Earlier this week, I tweeted this:
What do we want? E-M-Us! When do we want them? Every thirty minutes (or less)! @380kmh—
Garrett Wollman (@garrett_wollman) August 02, 2017
There are two, largely independent backstories to this tweet. The first is that I’m going back to Helsinki next week to attend the 75th World Science Fiction Convention, and when I was in Helsinki last March and April, I was inspired to write a whole lot on that city’s excellent transit system (see post 1 and post 2). The second reason is the current Commonwealth Ave. overpass reconstruction project in Boston, which was projected to have some deleterious effects on my commute, and which made me take a more serious look at the possibility of taking commuter rail into work — at least for the duration of the construction. I ultimately decided that paying $22.50 a day plus an extra hour and a half of my time was not worth it, given that my car commute is out of peak hours and costs about the same when you factor in parking, tolls, and fuel. But that made me think about the state’s current level of (dis)investment in public transportation infrastructure and what it would take to get me out of the car, on those days when schedule or weather don’t allow for a bike commute (which is more than half the year). I concluded that commuter rail would have to offer sufficiently frequent service, even at the hours I work, and get me from Framingham to Kendall Square in less than 45 minutes — which is not as good as my car commute, 35 minutes parking space to parking space, but is at least in the same ballpark, and if implemented properly would be significantly less variable.
How could you do that, given that the current Framingham-to-South Station run is scheduled to take 49 minutes, and then there’s the Red Line beyond that? The answer, as it turns out, is pretty simple: Electric Multiple Units, or EMUs — a standard passenger rail technology throughout the world, which (when combined with the appropriate investments in track, overhead electrification, and high-level platforms at stations) can significantly reduce travel times by accelerating much faster than conventional locomotive-hauled trains, especially the diesel locomotives currently used throughout the MBTA commuter rail network. Helsinki has such a system (actually the only commuter-rail network in Finland — the rest of the country isn’t dense enough to support it), which clearly demonstrates that a cold climate in a maritime city is no obstacle to successful implementation. Helsinki’s system provides service on multiple lines from the central business district to the airport — a distance similar to my commute — every fifteen minutes. Helsinki uses a customized cold-weather version of the Stadler FLIRT for most of their services, and I know that a number of US transit agencies have ordered FLIRT equipment for their own commuter rail services, so I looked up the performance details and sat down with a simplified line diagram and a calculator to figure out what that service would look like.
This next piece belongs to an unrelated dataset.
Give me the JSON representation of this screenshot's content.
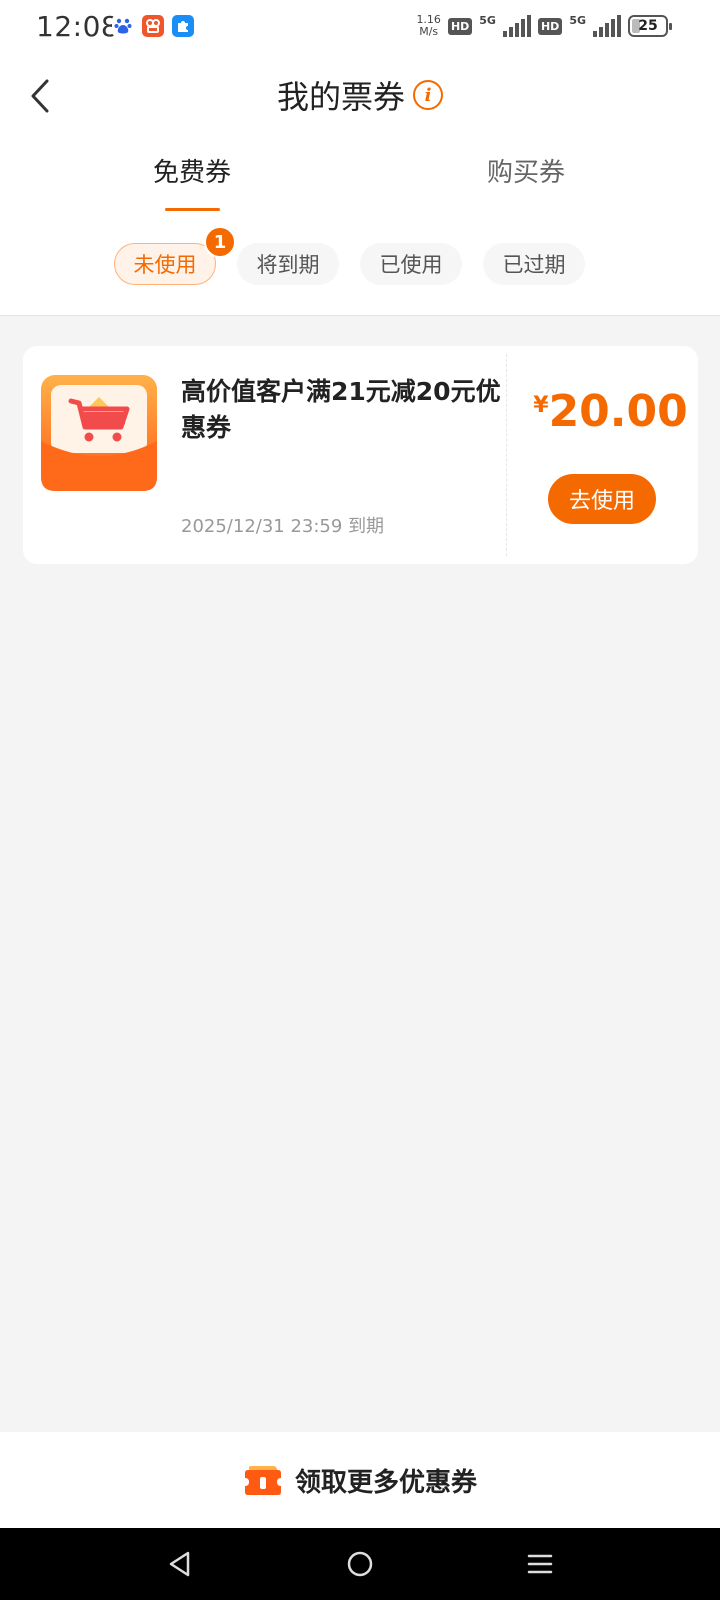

The FLIRT is typically configured for a maximum speed of 160 km/h (99 mi/h). At a typical acceleration of 1.02 m/s/s (depending on configuration, this can vary from 0.8 to 1.2 m/s/s) it takes 43.5 seconds and about six tenths of a mile. (Actually, I chose that acceleration value to make it work out to exactly 0.6 mile or 965 m!) I’m assuming that the entire Framingham–Worcester line is rated for 99 mi/h. (It’s not, but remember, we’re what-ifing an investment in better service, and that would involve electrification, trackbed improvements, new platforms, and possibly some grade crossing improvements or eliminations.) I also assume that there’s a “terminal zone” between South Station and the future West Station where speeds are limited by interlocking (junctions with other lines and switching into South Station). I assume that the train can accelerate and decelerate at the same rate, and that this would be done in practice (probably not) just because it makes the math come out easier. Finally, I assume average dwell time at each station is 30 seconds — and since I don’t take the commuter rail right now I don’t know if this is overly optimistic or pessimistic.
So what does this schedule look like? Well, consider, for comparison sake, the current MBTA train 552, which leaves Worcester Union Station at 8:00 AM and arrives at South Station at 9:06, for a scheduled travel time of one hour and six minutes. This train runs express from Worcester to Yawkey, so it only has two station stops aside from the termini — and it creates a huge gap in the schedule for everyone else, because the Framingham–Worcester Line is only two tracks and there’s no way for an express to pass a local train making an intermediate station stop. Now compare that with the following schedule, making all station stops:
Change ends at South Station and the same trainset leaves for Worcester at 9:00. What’s more, you can start a second trainset at Framingham, also at 8:00, and it gets to South Station at 8:27, so it can become the 8:45 outbound. (In the future, of course, you’ve also converted the Grand Junction branch and it gets Framingham residents a one-seat ride to Kendall in 25 minutes!) Repeat the same pattern every half hour from 6 AM to 11 PM, and you’ve made an enormous improvement in regional mobility and given thousands of people a practical reason to get out of their cars and onto the train. It takes, I think, four trainsets to run this service, not counting spares shared with other lines.
Well, it was a good dream, anyway. We all know that something this useful has absolutely no chance of ever making it through the MBTA bureaucracy or Beacon Hill. Numbers available on request if you want to check my math.